Problem to work on: In the listing below, find every line with the string "compromise" and pull it out.

Input:
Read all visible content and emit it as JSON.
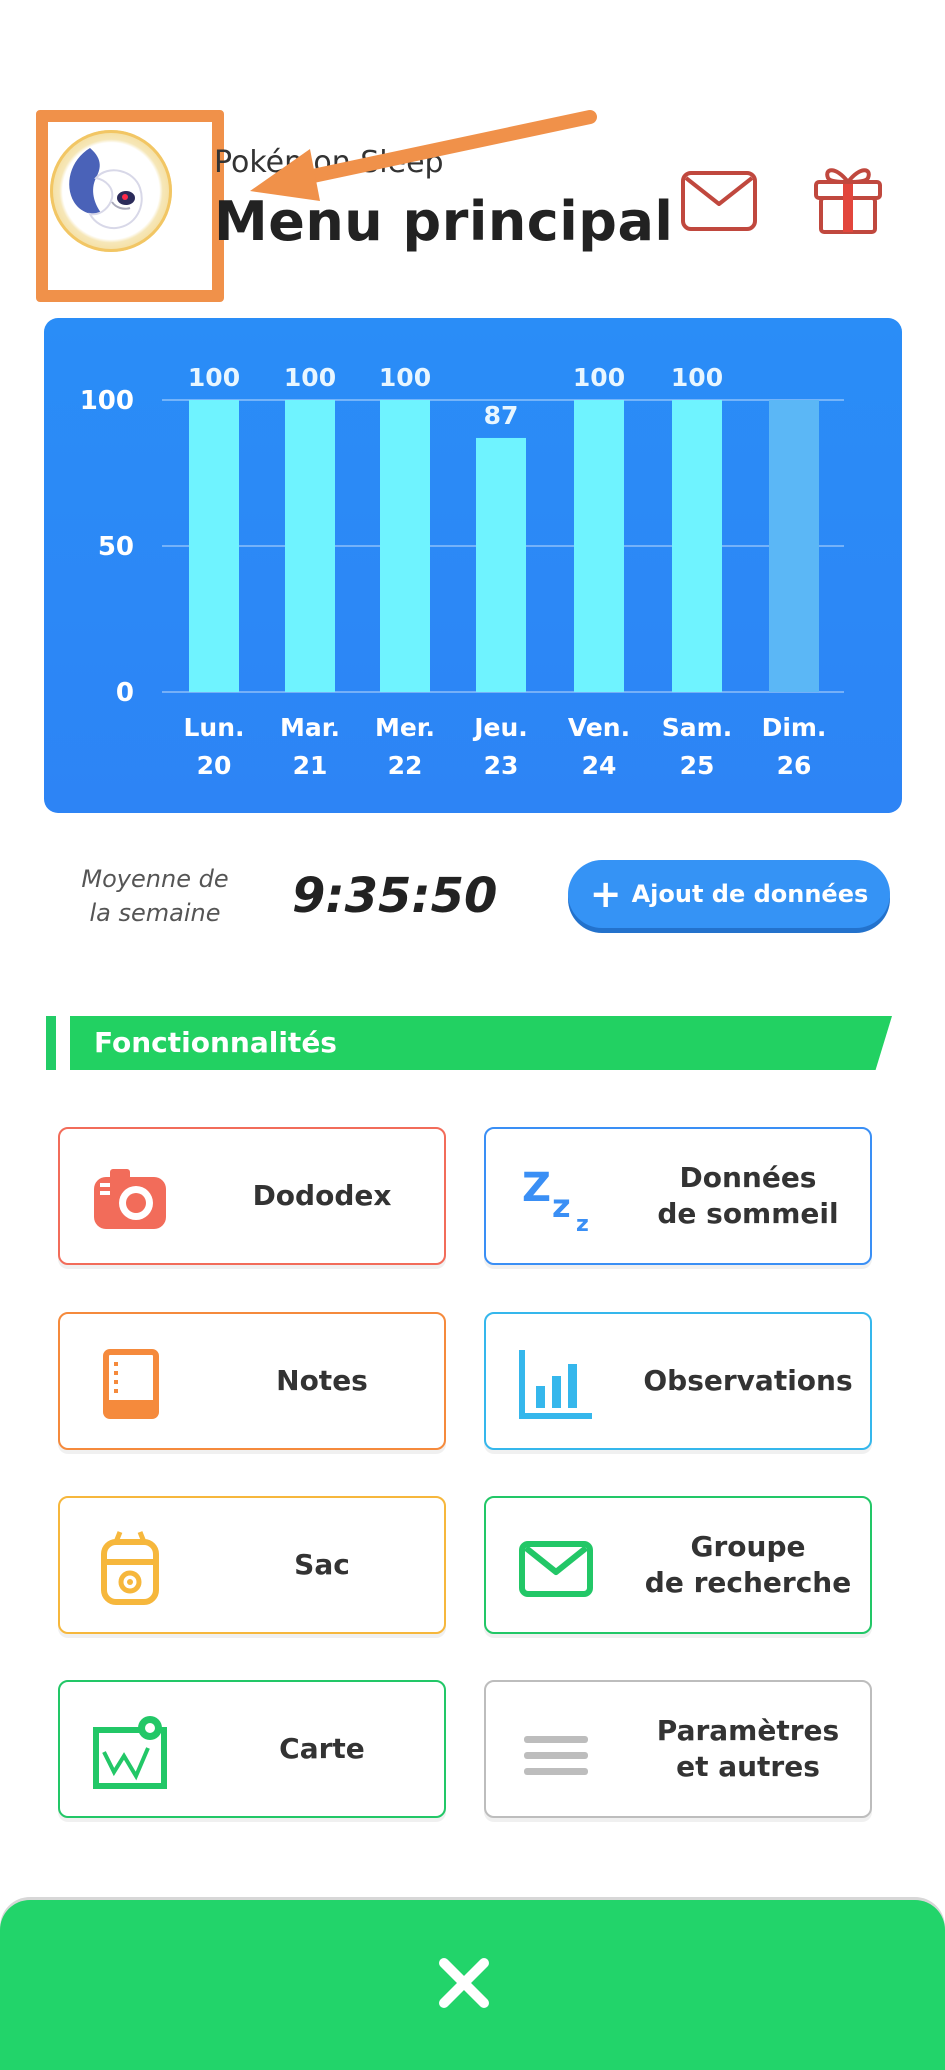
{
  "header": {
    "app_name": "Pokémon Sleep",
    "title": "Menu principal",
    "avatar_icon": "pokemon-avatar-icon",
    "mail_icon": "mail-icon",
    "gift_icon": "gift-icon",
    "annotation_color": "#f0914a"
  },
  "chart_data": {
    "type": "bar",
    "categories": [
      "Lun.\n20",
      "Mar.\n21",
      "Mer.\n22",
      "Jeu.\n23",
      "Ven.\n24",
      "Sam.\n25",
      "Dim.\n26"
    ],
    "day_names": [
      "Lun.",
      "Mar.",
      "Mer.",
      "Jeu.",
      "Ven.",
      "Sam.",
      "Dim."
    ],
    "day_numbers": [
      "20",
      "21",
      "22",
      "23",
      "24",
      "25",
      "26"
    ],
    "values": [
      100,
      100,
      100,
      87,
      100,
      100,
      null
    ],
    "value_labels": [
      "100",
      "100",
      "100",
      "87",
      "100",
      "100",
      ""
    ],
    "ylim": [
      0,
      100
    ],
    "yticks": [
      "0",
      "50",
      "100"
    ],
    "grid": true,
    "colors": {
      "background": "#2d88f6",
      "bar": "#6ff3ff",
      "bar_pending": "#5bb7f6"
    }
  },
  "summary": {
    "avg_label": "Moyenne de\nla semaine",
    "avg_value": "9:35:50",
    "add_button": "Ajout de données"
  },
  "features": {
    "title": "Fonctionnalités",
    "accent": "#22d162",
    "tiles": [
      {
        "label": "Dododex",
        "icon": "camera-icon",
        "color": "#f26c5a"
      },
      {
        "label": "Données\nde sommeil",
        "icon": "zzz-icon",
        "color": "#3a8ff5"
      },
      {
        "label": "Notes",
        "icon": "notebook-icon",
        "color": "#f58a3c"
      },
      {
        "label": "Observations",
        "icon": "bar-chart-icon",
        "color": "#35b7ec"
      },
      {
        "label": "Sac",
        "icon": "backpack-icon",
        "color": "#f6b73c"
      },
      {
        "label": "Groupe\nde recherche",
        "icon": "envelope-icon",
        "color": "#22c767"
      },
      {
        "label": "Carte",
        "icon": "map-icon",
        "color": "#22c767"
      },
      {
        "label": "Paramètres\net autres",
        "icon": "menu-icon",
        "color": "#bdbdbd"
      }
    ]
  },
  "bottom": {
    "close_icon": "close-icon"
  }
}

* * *

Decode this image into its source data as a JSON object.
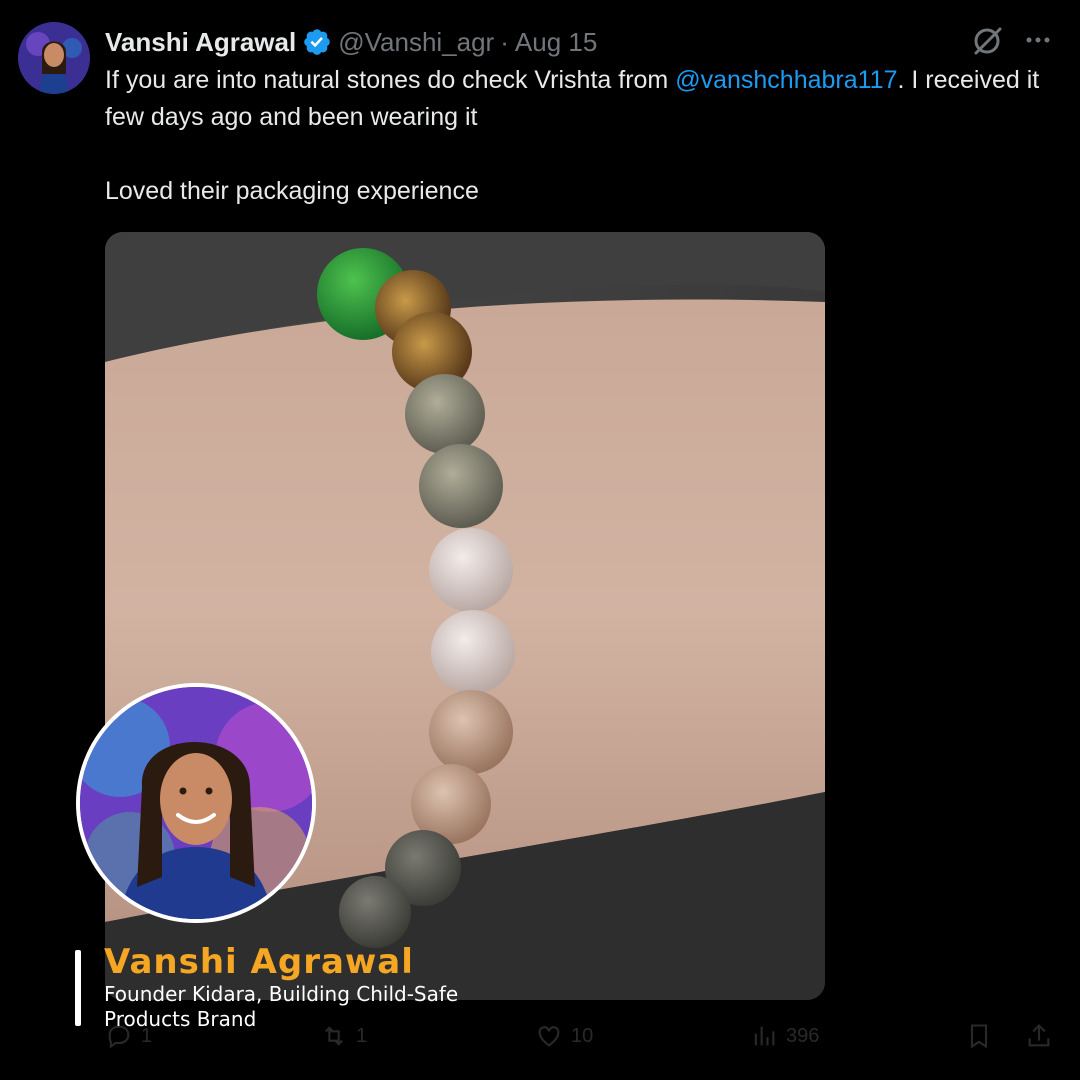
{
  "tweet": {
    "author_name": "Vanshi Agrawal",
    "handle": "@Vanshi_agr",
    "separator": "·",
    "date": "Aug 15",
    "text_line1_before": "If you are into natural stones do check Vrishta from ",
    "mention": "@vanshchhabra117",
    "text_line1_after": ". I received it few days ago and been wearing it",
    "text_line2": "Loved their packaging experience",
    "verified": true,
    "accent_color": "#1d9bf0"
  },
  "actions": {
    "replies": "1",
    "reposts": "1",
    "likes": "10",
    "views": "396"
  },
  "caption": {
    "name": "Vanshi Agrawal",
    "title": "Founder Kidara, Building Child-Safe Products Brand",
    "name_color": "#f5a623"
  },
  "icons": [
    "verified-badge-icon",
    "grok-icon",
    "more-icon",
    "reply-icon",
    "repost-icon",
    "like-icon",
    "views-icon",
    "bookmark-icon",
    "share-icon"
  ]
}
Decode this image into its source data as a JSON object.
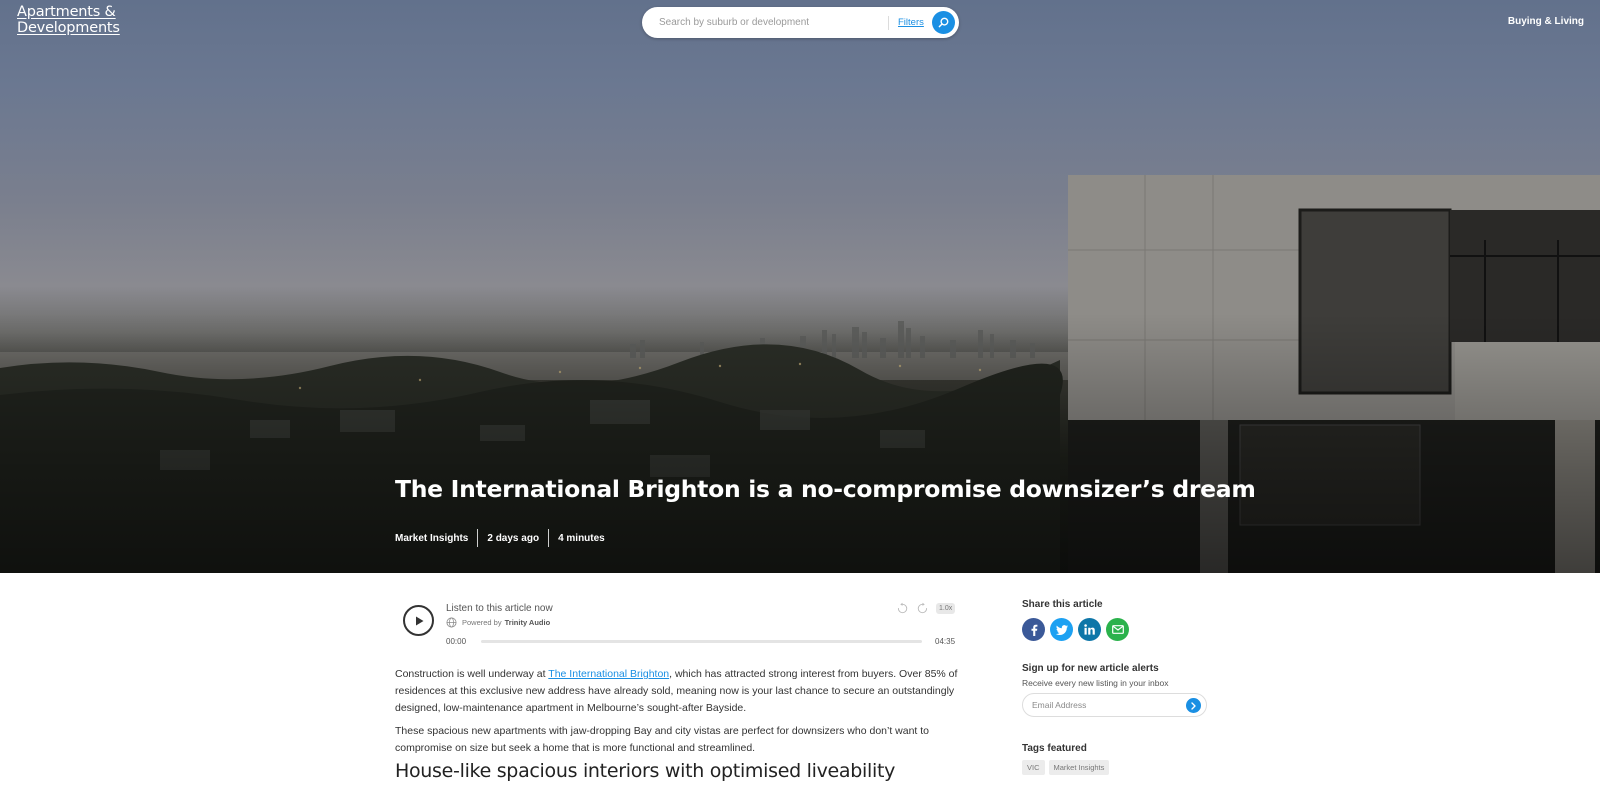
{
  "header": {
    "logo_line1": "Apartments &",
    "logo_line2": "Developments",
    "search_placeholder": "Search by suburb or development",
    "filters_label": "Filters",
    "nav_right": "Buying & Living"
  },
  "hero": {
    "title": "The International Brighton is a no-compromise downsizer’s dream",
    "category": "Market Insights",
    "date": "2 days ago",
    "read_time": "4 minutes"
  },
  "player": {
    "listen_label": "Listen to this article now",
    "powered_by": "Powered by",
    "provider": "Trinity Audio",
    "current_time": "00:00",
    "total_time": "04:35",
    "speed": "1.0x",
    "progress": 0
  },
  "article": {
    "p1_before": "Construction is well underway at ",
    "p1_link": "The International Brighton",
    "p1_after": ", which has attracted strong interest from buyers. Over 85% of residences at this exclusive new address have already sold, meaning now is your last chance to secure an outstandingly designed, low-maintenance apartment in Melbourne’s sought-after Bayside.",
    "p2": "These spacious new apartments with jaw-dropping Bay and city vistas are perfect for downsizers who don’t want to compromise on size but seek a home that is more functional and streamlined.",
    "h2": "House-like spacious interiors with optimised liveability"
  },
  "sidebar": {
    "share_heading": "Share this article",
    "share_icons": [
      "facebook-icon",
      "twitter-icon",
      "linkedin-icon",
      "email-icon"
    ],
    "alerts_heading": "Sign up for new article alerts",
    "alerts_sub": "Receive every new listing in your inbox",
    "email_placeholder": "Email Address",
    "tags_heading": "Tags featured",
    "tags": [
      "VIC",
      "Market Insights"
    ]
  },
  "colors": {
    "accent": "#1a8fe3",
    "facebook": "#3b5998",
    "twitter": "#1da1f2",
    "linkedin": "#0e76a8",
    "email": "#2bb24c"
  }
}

Response area:
    "title": "The International Brighton is a no-compromise downsizer’s dream",
    "p2": "These spacious new apartments with jaw-dropping Bay and city vistas are perfect for downsizers who don’t want to compromise on size but seek a home that is more functional and streamlined.",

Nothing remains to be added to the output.